DATA RECORDS -
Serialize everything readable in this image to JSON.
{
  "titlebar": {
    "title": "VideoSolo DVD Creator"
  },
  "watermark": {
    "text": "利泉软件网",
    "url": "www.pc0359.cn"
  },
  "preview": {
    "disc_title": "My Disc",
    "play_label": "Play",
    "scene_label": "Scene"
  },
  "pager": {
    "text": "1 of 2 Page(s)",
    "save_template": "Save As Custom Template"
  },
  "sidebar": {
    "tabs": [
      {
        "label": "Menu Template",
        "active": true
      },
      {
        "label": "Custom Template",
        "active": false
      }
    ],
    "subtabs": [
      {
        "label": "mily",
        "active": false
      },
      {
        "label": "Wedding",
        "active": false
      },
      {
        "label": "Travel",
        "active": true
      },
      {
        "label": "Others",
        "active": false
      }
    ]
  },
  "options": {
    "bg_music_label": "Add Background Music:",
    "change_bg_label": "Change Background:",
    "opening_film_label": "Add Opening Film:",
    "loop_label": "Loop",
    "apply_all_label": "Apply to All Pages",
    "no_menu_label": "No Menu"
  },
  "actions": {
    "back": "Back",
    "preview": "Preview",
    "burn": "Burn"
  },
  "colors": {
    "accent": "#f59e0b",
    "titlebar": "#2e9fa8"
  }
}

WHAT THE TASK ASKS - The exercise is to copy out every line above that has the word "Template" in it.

ANSWER FOR THE TASK -
    "save_template": "Save As Custom Template"
        "label": "Menu Template",
        "label": "Custom Template",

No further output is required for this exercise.